Earlier this year we at General Fusion ran our first crowdsourced challenge. The hope was to find a clever new way to seal components of our fusion system in a manner that better survives extreme impacts, pressure and heat. Kirby Meacham, an MIT-trained mechanical engineer with his name on 35 US patents and about as many years of experience, claimed the $20,000 prize for his “Metallic Pressure-Balanced Anvil Seal” design.
Fusion is hot: tens of millions of degrees hot. Maybe it’s a bit ironic that fusion technology is also pretty "cool". The challenge of creating the extreme conditions for fusion – the fundamental science, the power and energy required, the sophisticated controls, the advanced diagnostic systems – all push the boundaries of human capability. That’s inspiring, and it inspires people to come up with some wonderfully cool and creative names for their fusion machines.
We have a winner!
In April, General Fusion launched our first crowdsourced engineering challenge in hopes of finding a clever new way to seal components of our fusion system in a manner that will better survive extreme impacts, pressure and heat.

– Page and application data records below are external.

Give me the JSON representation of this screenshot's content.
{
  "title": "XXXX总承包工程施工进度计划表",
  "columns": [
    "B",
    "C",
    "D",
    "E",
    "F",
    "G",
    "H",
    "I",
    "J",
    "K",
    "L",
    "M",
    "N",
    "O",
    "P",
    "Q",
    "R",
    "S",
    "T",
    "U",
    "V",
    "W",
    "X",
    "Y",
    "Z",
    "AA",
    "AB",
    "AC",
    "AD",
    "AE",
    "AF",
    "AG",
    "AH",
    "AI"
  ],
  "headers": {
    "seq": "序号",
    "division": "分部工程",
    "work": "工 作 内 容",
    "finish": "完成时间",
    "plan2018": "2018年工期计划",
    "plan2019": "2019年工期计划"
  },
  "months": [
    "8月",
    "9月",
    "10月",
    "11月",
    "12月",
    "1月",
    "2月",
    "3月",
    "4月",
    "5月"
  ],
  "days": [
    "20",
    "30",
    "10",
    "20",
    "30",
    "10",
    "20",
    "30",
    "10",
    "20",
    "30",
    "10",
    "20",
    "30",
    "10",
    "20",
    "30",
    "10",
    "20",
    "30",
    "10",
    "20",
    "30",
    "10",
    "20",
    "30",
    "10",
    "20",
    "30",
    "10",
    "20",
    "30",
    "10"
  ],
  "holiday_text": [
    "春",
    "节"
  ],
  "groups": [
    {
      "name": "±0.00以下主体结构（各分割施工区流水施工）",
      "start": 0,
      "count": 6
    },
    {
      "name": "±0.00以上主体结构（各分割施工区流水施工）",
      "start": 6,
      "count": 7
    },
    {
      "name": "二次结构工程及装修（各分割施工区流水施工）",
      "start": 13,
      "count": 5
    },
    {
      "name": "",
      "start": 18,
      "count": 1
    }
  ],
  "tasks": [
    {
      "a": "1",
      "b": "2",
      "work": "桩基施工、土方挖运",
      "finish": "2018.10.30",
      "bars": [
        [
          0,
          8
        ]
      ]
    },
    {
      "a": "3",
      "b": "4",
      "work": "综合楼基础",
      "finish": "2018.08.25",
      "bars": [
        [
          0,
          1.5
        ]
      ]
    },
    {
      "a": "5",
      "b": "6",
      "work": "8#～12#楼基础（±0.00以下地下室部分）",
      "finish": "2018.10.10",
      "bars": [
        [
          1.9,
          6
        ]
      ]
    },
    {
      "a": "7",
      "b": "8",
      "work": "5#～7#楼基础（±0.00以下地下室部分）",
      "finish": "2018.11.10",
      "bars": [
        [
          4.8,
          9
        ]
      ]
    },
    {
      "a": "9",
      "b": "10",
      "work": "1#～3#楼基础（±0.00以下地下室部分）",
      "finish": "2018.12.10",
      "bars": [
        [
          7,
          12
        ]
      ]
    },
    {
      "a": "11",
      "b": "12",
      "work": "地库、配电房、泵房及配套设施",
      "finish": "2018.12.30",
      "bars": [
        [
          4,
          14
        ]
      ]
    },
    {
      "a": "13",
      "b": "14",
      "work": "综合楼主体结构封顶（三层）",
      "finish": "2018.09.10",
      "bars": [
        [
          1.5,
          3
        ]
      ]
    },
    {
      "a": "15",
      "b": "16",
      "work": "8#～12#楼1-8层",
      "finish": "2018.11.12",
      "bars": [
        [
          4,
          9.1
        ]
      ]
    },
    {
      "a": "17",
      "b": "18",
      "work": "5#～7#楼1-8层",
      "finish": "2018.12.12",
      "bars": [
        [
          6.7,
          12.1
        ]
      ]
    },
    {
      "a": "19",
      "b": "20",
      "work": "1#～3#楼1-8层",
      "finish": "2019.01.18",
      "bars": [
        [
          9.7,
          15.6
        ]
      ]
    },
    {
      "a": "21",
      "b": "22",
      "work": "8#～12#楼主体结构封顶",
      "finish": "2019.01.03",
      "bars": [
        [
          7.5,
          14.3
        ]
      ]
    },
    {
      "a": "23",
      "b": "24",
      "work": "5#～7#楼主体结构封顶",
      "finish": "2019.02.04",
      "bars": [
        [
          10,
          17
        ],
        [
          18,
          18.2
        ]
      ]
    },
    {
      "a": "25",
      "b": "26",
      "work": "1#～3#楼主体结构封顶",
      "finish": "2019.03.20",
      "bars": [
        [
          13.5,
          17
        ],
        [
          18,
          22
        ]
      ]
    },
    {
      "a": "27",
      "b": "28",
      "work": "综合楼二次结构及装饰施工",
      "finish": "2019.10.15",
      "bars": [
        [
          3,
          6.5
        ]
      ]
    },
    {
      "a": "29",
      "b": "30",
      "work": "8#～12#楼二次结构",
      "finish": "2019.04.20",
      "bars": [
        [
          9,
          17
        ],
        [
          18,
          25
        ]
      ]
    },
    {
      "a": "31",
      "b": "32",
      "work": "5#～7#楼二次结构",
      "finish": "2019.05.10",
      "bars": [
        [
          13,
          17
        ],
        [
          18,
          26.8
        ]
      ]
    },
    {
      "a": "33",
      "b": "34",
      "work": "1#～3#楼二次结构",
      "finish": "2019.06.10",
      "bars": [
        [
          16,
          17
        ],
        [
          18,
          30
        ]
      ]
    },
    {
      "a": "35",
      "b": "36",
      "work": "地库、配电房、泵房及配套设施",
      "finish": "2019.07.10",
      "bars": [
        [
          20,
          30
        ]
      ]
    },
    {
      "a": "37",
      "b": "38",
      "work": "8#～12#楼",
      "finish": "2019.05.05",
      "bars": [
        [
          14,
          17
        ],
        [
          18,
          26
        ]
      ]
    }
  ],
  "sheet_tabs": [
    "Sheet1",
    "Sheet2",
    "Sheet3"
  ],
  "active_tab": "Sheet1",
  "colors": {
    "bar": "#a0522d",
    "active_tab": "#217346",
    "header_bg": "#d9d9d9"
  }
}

We’re pleased to announce that Kirby Meacham of Cleveland, OH has claimed the $20,000 prize for his “Metallic Pressure-Balanced Anvil Seal” design. Kirby is an MIT-trained mechanical engineer with over 30 years of design experience and quite a reputation as an inventor: he has his name on 35 US patents.
On May 13th, 2015, General Fusion CEO Nathan Gilliland testified at a hearing of the House Committee on Science, Space and Technology's Subcommittee on Energy. This hearing, entitled "Nuclear Energy Innovation and the National Labs", discussed research activities and infrastructure within the Department of Energy’s national laboratories and how the private sector can leverage those capabilities for investments with near-term payoff. The hearing also focused on research to advance nuclear energy technology. Below is an excerpt from Nathan Gilliland's written testimony:
Earlier this week General Fusion secured a $27 million (CAD) investment with the closing of our biggest round of financing to date. This funding puts us in a very strong financial position and will allow us to continue the development of our Magnetized Target Fusion (MTF) technology: the fastest and most practical approach to commercial fusion energy production. Since Dr. Michel Laberge founded General Fusion in 2002, we’ve become the global leader in MTF and have made tremendous technical progress. We’ve also raised $100 million in order to make this happen.
General Fusion is a small company trying to solve a big problem. Our team of 65 (physicists, engineers and technologists) is working on proving that our approach to fusion is the quickest and most practical. We’ve got quite a few talented, smart people here, but we know that there are many talented, smart people elsewhere.
Right now you can’t go two days without reading about the low price of oil, oversupply, the economic implications, and forecasts for the future. With our large oil and gas sector, this is particularly true in Canada, and there have been plenty of “what does it mean for fusion?” questions coming our way.
The answer becomes obvious if you think broadly about our current energy system. Let’s look at a few factors:
It’s been interesting to observe and, to some degree, be involved in the media coverage that accompanied Lockheed Martin’s announcement revealing their Skunk Works Compact Fusion Reactor program.
What a way to close out 2014!
In the wake of the Lockheed announcement, fusion has been featured in Aviation Week, New Scientist, The Guardian, Wired, Popular Mechanics, Physics Today, Forbes, Science, the Washington Post, NBCNews, The Economist, Foreign Policy, etc. The intensity of the Lockheed coverage – and to a smaller extent the announcement by Prof. Tom Jarboe and his team at the University of Washington the week before – has probably surprised everyone in the field. The fusion community is used to toiling earnestly in the lab without much in the way of public profile.